  • complementary and alternative medicine;
  • chronic tension-type headache;
  • survey

Objectives.—This study was undertaken to evaluate the rates, pattern, and presence of predictors of complementary and alternative medicine use in a clinical population of patients with chronic tension-type headache.

Background.—The use of complementary and alternative medicine in the treatment of headaches is a growing phenomenon about which little is known.

Methods.—A total of 110 chronic tension-type headache patients attending a headache clinic participated in a physician-administered structured interview designed to gather information on complementary and alternative medicine use.

Results.—Past use of complementary and alternative therapies was reported by 40% of the patients surveyed (22.7% in the previous year). Chronic tension-type headache patients prefer complementary and alternative practitioner-administered physical treatments to self-treatments, the most frequently used being chiropractic (21.9%), acupuncture (17.8%), and massage (17.8%). Only 41.1% of the patients perceived complementary and alternative therapies to be beneficial. The most common source of recommendation of complementary and alternative medicine was a friend or relative (41.1%). Most of the chronic tension-type headache patients used complementary and alternative treatment as a specific intervention for their headache (77.3%). Almost 60% of complementary and alternative medicine users had not informed their medical doctors of their use of complementary and alternative medicine. The most common reasons given for choosing to use a complementary or alternative therapy was the “potential improvement of headache” it offered (45.4%). The patients who had used more complementary and alternative treatments were found to be those recording a higher lifetime number of visits to conventional medical doctors, those with a comorbid psychiatric disorder, those enjoying a higher (household) income, and those who had never tried a preventive pharmacological treatment.

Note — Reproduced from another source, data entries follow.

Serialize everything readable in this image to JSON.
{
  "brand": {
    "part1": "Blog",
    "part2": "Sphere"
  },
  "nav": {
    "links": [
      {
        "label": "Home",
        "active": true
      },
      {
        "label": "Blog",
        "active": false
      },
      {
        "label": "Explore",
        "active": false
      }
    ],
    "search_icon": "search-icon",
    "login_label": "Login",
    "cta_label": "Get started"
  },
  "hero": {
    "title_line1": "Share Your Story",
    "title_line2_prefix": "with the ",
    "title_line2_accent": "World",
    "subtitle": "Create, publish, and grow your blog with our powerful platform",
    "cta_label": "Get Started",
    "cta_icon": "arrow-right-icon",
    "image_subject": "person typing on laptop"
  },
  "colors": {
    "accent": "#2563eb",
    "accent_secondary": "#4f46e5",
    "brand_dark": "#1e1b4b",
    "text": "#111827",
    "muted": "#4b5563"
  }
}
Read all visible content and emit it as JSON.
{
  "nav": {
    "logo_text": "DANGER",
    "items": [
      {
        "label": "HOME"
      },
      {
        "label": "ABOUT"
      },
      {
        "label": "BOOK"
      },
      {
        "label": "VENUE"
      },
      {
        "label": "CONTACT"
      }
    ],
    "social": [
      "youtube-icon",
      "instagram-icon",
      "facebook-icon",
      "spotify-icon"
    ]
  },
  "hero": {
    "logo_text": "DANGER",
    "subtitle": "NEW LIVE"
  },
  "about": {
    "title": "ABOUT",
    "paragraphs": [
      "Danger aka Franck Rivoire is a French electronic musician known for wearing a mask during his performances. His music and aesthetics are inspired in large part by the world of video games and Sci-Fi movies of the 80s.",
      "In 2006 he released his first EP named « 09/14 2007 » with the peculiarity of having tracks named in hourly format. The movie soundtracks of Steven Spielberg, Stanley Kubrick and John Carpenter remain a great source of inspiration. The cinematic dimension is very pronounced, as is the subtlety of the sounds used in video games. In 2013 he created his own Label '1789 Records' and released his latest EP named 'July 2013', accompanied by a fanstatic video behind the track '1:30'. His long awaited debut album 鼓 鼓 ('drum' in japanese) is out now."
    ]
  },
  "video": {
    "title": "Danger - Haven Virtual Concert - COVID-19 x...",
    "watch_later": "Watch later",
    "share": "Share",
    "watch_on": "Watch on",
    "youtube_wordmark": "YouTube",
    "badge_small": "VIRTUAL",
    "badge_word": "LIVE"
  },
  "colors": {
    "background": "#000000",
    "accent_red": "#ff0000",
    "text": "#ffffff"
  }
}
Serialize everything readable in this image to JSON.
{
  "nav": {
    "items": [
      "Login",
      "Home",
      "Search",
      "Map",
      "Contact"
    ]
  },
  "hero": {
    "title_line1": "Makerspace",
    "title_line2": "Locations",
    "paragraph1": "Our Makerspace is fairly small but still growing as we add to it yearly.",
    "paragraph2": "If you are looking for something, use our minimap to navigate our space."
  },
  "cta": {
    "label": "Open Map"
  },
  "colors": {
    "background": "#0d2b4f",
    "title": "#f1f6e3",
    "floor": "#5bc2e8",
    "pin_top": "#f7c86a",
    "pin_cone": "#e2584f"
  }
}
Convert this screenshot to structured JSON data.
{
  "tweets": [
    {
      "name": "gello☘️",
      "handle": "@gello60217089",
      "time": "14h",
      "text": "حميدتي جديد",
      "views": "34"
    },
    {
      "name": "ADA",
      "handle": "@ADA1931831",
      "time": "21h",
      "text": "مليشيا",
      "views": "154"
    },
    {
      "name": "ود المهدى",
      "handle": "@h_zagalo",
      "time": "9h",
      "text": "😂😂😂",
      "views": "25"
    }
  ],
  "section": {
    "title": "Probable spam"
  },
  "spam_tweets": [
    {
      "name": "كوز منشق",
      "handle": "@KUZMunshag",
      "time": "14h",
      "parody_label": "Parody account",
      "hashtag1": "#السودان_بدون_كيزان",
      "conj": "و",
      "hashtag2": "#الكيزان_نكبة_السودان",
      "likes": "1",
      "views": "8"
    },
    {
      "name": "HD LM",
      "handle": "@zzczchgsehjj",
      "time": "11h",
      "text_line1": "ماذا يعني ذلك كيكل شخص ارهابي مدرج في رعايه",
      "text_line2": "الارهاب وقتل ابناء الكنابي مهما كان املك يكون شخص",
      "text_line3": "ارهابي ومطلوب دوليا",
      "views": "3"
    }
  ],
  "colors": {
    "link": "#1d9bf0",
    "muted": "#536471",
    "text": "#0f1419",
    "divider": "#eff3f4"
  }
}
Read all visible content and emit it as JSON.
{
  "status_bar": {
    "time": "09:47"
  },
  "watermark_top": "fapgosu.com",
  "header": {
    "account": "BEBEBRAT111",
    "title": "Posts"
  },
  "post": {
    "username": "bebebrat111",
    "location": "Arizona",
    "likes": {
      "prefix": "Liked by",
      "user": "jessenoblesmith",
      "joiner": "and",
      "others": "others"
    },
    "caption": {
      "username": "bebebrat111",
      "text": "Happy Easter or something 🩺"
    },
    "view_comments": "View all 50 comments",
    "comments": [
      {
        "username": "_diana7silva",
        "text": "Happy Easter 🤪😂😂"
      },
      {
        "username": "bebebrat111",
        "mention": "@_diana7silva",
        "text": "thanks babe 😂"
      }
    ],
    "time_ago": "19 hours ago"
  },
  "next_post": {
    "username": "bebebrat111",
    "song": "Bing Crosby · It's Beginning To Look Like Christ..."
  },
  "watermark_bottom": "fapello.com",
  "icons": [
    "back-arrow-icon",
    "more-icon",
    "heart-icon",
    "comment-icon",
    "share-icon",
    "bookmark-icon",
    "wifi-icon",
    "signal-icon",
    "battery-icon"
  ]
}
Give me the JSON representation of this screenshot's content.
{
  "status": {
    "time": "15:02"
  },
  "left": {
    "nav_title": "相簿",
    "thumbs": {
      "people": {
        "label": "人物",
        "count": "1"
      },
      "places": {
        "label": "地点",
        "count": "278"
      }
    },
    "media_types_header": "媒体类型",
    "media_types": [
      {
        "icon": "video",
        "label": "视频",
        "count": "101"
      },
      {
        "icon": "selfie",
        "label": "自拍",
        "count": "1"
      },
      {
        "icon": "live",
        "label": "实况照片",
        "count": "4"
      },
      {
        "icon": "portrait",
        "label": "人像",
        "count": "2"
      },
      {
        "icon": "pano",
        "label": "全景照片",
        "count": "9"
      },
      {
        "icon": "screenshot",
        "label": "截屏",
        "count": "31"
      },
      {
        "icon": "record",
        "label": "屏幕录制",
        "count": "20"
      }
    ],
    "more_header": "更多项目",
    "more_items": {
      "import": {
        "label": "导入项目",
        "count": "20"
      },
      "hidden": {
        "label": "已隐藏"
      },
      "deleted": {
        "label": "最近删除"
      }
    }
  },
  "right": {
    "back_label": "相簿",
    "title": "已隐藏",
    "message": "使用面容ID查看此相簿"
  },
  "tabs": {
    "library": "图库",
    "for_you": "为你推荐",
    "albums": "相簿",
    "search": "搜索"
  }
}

Conclusions.—Our findings suggest that headache-clinic chronic tension-type headache patients, in their need of and quest for care, seek and explore both conventional and complementary and alternative therapies, even if only 41.1% of them perceived complementary treatments as effective. Physicians should be made aware of this patient-driven change in the medical climate in order to prevent misuse of health care resources and to be better equipped to meet patients’ care requirements.